Andrew Yang’s Entrepreneur Program Helping American Cities, Baltimore, Despite ‘Challenging Reputation’

Andrew Yang
Alex Wong/Getty Images

Tech entrepreneur and presidential hopeful Andrew Yang founded Venture for America to encourage young people to follow his lead to build their own companies in cities across the United States, including Baltimore, where the program has been successful despite the city’s “challenging reputation.”

“Baltimore is near the top among VFA cities for attracting fellows and keeping them here,” said Robert C. Embry Jr., president of the nonprofit Abell Foundation, who approached Yang about expanding his program to Baltimore and offered financial support.

“As far as I know, Baltimore — somewhat surprising to people because of its challenging reputation of recent years — has recruited highly and retained highly,” Embry said in a Baltimore Sun article.

Josh Russakis, the nonprofit’s director in Baltimore, has said before that as many as two-thirds of its fellows stayed in the area after their fellowships are completed. 

Baltimore became a Venture for America destination in 2013.

Russakis said Baltimore, Philadelphia, and Detroit are the program’s “big alumni gathering cities.” 

“Baltimore fellows have gone on to start nine companies here, according to VFA, including HiveLend, which connects beekeepers with farmers who need their crops pollinated, and Zest Tea, which sells high-caffeine-content teas,” the Baltimore Sun reported.

During the second Democrat debate last week, Yang was asked about how he would heal the racial divide in America.

“I spent seven years running a nonprofit that helped create thousands of jobs, including hundreds right here in Detroit, as well as Baltimore, Cleveland, New Orleans,” Yang said. “And I saw that the racial disparities are much, much worse than I had ever imagined.”

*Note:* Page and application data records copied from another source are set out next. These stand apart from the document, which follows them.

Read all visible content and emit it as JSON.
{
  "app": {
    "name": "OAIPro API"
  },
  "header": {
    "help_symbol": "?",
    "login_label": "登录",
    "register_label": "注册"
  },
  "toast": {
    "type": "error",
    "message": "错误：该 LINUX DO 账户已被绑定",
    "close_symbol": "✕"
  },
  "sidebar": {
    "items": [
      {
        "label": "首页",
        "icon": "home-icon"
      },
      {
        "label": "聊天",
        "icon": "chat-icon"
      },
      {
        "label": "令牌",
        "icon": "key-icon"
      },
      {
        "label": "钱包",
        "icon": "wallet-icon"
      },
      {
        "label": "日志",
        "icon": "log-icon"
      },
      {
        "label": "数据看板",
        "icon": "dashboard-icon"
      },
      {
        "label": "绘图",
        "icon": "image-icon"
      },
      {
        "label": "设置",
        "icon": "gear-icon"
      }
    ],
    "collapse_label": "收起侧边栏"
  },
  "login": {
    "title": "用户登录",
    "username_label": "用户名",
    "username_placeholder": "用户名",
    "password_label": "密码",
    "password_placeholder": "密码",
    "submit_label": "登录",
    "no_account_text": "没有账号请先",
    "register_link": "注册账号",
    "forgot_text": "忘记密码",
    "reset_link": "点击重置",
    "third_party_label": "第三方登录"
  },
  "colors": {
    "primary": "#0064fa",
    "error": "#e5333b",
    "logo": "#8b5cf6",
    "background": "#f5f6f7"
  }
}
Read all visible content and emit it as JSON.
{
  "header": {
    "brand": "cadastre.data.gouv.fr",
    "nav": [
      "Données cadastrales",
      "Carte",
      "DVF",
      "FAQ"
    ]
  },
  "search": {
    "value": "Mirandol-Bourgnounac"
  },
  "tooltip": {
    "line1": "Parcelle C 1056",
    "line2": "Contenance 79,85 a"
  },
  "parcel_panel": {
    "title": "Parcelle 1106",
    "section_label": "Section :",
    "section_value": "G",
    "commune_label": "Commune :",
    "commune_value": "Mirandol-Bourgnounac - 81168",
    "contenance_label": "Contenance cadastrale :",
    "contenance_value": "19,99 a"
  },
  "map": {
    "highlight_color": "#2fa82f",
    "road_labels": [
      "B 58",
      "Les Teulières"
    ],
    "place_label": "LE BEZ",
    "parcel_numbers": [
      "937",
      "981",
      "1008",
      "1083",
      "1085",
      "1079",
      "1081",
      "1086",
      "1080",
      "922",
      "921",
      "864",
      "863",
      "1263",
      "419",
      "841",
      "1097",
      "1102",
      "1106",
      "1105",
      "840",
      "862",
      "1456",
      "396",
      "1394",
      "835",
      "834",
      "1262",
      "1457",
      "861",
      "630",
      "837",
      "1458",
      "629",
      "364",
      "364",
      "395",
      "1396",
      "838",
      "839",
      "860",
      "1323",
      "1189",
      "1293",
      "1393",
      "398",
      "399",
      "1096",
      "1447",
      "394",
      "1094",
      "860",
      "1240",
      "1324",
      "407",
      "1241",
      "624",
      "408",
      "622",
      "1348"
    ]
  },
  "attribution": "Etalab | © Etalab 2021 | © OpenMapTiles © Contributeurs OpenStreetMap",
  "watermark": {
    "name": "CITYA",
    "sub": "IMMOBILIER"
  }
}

“Venture for America has been compared to Teach For America, which places young people in teaching positions in struggling schools,” the Baltimore Sun reported, adding that those participating in the program are selected and matched to startup companies for a two-year term.

“Yang acknowledged that VFA is not on track to meet his goal of creating 100,000 jobs by 2025,” the Baltimore Sun reported. “VFA officials told Vox that 3,500 jobs have been created.”

Yang stepped down as head of Venture for America in 2017.

Follow Penny Starr on Twitter


Please let us know if you're having issues with commenting.